Central Pennsylvania and the Lehigh Valley are among the regions hosting projects that were awarded funding Tuesday from the Shapiro Administration for clean transportation.
In Dauphin County, Aero Corp. is receiving $300,000 for six DC fast chargers at Harrisburg International Airpoirt for Aero’s fleet of rental electric vehicles. The chargers will also be available to other car rental companies.
In Northampton County, Bethlehem Parking Authority has been awarded $15,000 for two electric cars for parking enforcement.
The state’s Highland Electric Fleets has been granted $75,000 for 10 electric vans and $225,000 for 20 DC fast chargers.
In all, the Pennsylvania Department of Environmental Protection (DEP) awarded a total of $1.5 million in 2022 Alternative Fuels Incentive Grant (AFIG) funding to help the state’s businesses, municipalities, and schools switch to clean transportation and improve air quality.
DEP Acting Secretary Rich Negrin said in a statement that the Shapiro Administration is committed to growing Pennsylvania’s economy while protecting the state’s constitutional right to clean air and pure water.
“A growing number of organizations and businesses in Pennsylvania want to lower their transportation emissions,” said Negrin. “Today’s announcement demonstrates a shared commitment between the Pennsylvania Department of Environmental Protection and our local communities and businesses to improve air quality, address climate change, and increase the use of renewable energy across the Commonwealth.”
The AFIG program aids businesses, municipalities, and nonprofit organizations in the use of clean transportation to replace older gasoline or diesel fueled vehicles. Recipients of this grant will replace 88 old gas or diesel vehicles with 78 electric and 10 renewable natural gas vehicles and install 36 chargers for electric vehicles.
Gasoline and diesel vehicles currently generate 47% of nitrogen oxides emissions in Pennsylvania, contributing to ground-level ozone that affects the health of children, older people, people who work or are active outdoors, and people with asthma, emphysema, or other lung conditions.
In all, the transportation sector comprises 22% of Pennsylvania’s greenhouse gas emissions.

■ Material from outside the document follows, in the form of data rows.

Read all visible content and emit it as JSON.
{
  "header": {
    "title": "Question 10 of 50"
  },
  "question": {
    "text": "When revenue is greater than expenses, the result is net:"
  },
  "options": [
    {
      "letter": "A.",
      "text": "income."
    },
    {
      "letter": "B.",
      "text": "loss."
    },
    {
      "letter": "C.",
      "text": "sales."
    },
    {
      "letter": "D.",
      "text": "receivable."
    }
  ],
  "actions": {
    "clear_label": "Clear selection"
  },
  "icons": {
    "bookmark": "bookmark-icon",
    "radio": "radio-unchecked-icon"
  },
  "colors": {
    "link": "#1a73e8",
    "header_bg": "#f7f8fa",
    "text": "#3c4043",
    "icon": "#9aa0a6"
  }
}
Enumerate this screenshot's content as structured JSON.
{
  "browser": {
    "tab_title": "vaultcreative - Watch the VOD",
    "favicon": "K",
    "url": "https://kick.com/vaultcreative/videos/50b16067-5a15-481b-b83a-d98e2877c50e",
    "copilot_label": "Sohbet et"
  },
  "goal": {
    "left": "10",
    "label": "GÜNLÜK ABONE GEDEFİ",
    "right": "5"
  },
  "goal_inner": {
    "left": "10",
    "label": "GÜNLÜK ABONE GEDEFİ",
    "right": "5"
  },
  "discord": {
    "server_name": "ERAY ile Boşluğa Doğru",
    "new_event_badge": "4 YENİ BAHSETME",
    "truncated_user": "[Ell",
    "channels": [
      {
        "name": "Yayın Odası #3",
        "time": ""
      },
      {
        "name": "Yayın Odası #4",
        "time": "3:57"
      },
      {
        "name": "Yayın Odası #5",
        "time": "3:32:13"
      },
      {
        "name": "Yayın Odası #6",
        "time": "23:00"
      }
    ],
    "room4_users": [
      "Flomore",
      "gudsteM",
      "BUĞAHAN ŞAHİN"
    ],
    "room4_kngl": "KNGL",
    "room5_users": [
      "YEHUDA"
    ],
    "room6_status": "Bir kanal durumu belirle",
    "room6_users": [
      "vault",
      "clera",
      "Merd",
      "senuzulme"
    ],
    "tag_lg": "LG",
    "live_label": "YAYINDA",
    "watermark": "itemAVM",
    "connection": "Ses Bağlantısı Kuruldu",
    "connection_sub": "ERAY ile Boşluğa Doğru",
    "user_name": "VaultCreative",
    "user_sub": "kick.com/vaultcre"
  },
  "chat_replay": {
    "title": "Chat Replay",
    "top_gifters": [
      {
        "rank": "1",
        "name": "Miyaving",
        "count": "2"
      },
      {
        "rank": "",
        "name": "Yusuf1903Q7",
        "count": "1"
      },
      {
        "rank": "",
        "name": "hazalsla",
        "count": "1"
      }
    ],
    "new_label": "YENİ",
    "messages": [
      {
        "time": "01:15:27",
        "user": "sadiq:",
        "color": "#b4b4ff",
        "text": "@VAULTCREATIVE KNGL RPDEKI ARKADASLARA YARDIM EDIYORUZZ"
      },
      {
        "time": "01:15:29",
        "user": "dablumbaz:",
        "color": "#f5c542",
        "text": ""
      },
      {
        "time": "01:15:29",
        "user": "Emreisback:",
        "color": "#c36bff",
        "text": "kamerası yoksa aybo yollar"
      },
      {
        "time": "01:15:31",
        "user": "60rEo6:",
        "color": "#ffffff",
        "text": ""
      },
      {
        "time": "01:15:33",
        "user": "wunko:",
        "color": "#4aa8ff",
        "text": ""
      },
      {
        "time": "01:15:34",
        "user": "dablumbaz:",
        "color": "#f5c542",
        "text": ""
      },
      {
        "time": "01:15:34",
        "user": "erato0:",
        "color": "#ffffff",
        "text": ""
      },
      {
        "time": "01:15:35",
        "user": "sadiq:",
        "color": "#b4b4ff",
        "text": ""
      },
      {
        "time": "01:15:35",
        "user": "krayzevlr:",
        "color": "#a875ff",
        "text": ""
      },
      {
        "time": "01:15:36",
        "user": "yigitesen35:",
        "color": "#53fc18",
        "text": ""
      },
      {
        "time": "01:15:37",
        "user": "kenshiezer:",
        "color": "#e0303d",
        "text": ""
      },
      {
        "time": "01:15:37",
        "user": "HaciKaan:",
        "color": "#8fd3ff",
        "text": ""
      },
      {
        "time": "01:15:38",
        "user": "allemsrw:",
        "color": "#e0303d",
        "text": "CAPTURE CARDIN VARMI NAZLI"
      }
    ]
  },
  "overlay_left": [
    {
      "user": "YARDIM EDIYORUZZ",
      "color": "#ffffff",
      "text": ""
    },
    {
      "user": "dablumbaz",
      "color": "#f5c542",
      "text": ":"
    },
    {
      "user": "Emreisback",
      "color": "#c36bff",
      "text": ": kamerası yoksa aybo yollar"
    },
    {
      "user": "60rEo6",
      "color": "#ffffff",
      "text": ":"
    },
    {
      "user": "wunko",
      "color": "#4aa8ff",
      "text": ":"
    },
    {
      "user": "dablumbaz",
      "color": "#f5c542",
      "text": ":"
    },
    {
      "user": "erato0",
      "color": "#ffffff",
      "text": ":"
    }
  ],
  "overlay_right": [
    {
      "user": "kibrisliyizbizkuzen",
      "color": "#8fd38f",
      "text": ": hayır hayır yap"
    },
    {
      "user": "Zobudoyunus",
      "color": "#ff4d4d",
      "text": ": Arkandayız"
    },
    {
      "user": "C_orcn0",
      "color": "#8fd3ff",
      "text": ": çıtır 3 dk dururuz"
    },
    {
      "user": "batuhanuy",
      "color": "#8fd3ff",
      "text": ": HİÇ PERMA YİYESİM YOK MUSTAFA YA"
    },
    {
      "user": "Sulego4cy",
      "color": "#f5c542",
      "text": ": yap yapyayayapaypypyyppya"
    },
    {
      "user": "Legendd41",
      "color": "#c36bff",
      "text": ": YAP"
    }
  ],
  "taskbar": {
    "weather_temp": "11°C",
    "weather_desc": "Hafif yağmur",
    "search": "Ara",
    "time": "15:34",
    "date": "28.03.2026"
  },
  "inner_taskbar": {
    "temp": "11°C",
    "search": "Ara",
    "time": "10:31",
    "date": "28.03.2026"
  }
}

Putting additional zero- and low-emission vehicles on Pennsylvania roads is aimed at reducing harmful air pollutants and lowering the level of carbon dioxide, one of the greenhouse gases heating the climate.